In assembling this outer sole assembly with the shoe 15, a rigid shank 22 is sandwiched between the outer sole assembly 10, above the outer heel-and-shank portion 14, and the innersole 20. This shank 22, which is preferably of metallic construction, provides sufficient support for the arch of the foot to span the distance between the heel and the flexible outer half sole 12. The flexible adhesive 16 and lace joint of the outer half sole and outer heel-and-shank portion accommodates constant flexing of the .half sole relative to the heel-andshank portion without damaging the bond therebetween.

It will now be recognized that this construction may be readily applied to all types of shoes, thus eliminating the necessity for the conventional wedge type heel, and providing a substantial degree of flexibility during walking, without interfering with the rigid arch support.

While this invention has been described with particular reference to the construction shown in the drawing, it is to be understood that such is not to be construed as imparting limitations upon the invention, which is best defined by the claim appended hereto.

Having thus described my invention, what I claim as new and desire to secure by Letters Patent, is:

In a shoe having an upper and a heel, a sole assembly comprising a flexible outer half-sole portion for the forepart of a shoe, a rigid outer heel-and-shank portion, an insole, and a rigid shank sandwiched between said outer sole portions and said insole; the adjacent ends of said outer half-sole portion and said rigid outer heel-andshank portion being tapered and having their tapered surfaces overlapping and confronting each other with an elastic adhesive joining the confronting tapered surfaces, said outer half-sole portion and said outer heeland-shank portion having a plurality of pairs of aligned perforations therethrough, a flexible lacing threaded through said perforations, both ends of said lacing terminating on the side of the outer sole facing the said rigid shank.

References Cited in the file of this patent UNITED STATES PATENTS 1,162,445 Bostock Nov. 30, 1915 2,340,828 Walsh Feb. 1, 1944 2,345,551 Audino Apr. 4, 1944 2,361,511 Stritter .Oct. 31, 1944 2,691,832 Lurie Oct. 19, 1954 FOREIGN PATENTS 820,127 Germany Apr. 14, 1920

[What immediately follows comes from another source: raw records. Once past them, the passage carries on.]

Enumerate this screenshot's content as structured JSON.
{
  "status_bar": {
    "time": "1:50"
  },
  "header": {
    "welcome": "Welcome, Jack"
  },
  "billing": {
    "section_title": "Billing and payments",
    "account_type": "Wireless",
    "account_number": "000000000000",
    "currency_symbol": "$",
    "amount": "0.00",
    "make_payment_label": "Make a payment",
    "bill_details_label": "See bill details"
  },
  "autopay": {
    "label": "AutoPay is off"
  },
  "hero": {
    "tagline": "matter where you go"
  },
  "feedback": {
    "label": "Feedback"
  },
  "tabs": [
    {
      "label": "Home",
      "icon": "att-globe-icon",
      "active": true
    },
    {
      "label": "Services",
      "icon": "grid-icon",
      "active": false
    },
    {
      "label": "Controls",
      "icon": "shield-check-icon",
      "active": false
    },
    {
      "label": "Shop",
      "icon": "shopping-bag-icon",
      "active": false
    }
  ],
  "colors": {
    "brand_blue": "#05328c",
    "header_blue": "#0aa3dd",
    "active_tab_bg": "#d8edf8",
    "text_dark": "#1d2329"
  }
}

Patent Citations
Cited PatentFiling datePublication dateApplicantTitle
US1162445 *Feb 25, 1914Nov 30, 1915Williams Kneeland CompanyComposite sole.
US2340828 *Jun 18, 1942Feb 1, 1944Hamilton Scheu & Walsh Shoe CoOuter sole for shoes
US2345551 *Oct 19, 1942Apr 4, 1944Audino Frank FShoe and outsole therefor
US2361511 *Apr 23, 1943Oct 31, 1944United Shoe Machinery CorpTread unit for shoes
US2691832 *Sep 7, 1951Oct 19, 1954Lurie Hillis NPlatform shoe
DE320127C *Apr 14, 1920Hugo SalzbrunnSchuhsohle aus Leder
Referenced by
Citing PatentFiling datePublication dateApplicantTitle
US5410820 *Mar 11, 1994May 2, 1995Goodman; Michael C.Hinged shoe sole assembly for fixed and variable heel height shoes
US5926975 *Feb 3, 1998Jul 27, 1999Goodman; Michael C.Hinged shoe sole assembly for working boots
US20100139123 *Aug 20, 2009Jun 10, 2010Brad AlanTransformable shoe with a sole that changes angles to orient to different height heels that can be detached or attached
Classifications
U.S. Classification36/103, 36/31
International ClassificationA43B23/22, A43B23/00
Cooperative ClassificationA43B23/22
European ClassificationA43B23/22